TO DO: Here the job is to print all of the entries below verbatim and leave out any picture.

#####

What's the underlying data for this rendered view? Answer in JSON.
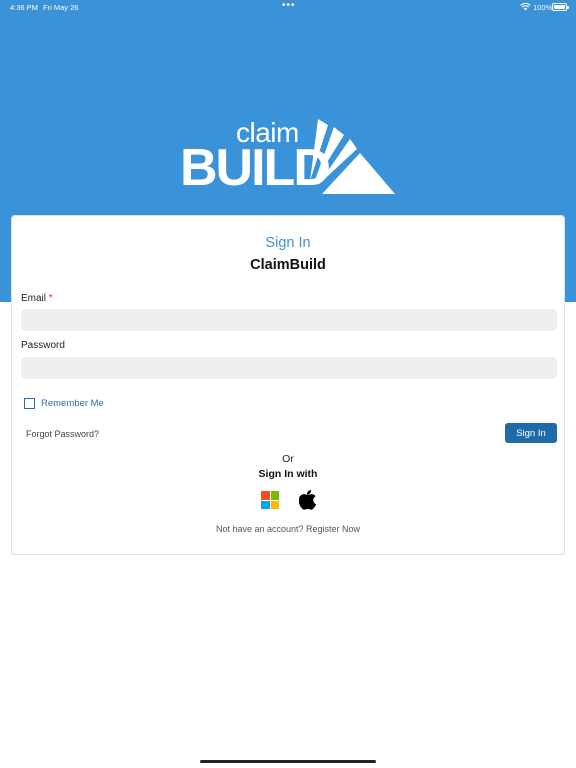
{
  "status_bar": {
    "time": "4:36 PM",
    "date": "Fri May 26",
    "dots": "•••",
    "battery": "100%"
  },
  "brand": {
    "claim": "claim",
    "build": "BUILD",
    "primary_color": "#3a93d8"
  },
  "card": {
    "heading": "Sign In",
    "subheading": "ClaimBuild"
  },
  "form": {
    "email_label": "Email",
    "required_marker": "*",
    "email_value": "",
    "password_label": "Password",
    "password_value": "",
    "remember_me_label": "Remember Me",
    "remember_me_checked": false,
    "forgot_password": "Forgot Password?",
    "signin_button": "Sign In",
    "button_color": "#1f6aa8"
  },
  "social": {
    "or": "Or",
    "signin_with": "Sign In with",
    "providers": [
      {
        "icon": "microsoft-icon"
      },
      {
        "icon": "apple-icon"
      }
    ]
  },
  "footer": {
    "register": "Not have an account? Register Now"
  }
}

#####

OUTPUT BELOW:
What's the underlying data for this rendered view? Answer in JSON.
{
  "status_bar": {
    "time": "4:36 PM",
    "date": "Fri May 26",
    "dots": "•••",
    "battery": "100%"
  },
  "brand": {
    "claim": "claim",
    "build": "BUILD",
    "primary_color": "#3a93d8"
  },
  "card": {
    "heading": "Sign In",
    "subheading": "ClaimBuild"
  },
  "form": {
    "email_label": "Email",
    "required_marker": "*",
    "email_value": "",
    "password_label": "Password",
    "password_value": "",
    "remember_me_label": "Remember Me",
    "remember_me_checked": false,
    "forgot_password": "Forgot Password?",
    "signin_button": "Sign In",
    "button_color": "#1f6aa8"
  },
  "social": {
    "or": "Or",
    "signin_with": "Sign In with",
    "providers": [
      {
        "icon": "microsoft-icon"
      },
      {
        "icon": "apple-icon"
      }
    ]
  },
  "footer": {
    "register": "Not have an account? Register Now"
  }
}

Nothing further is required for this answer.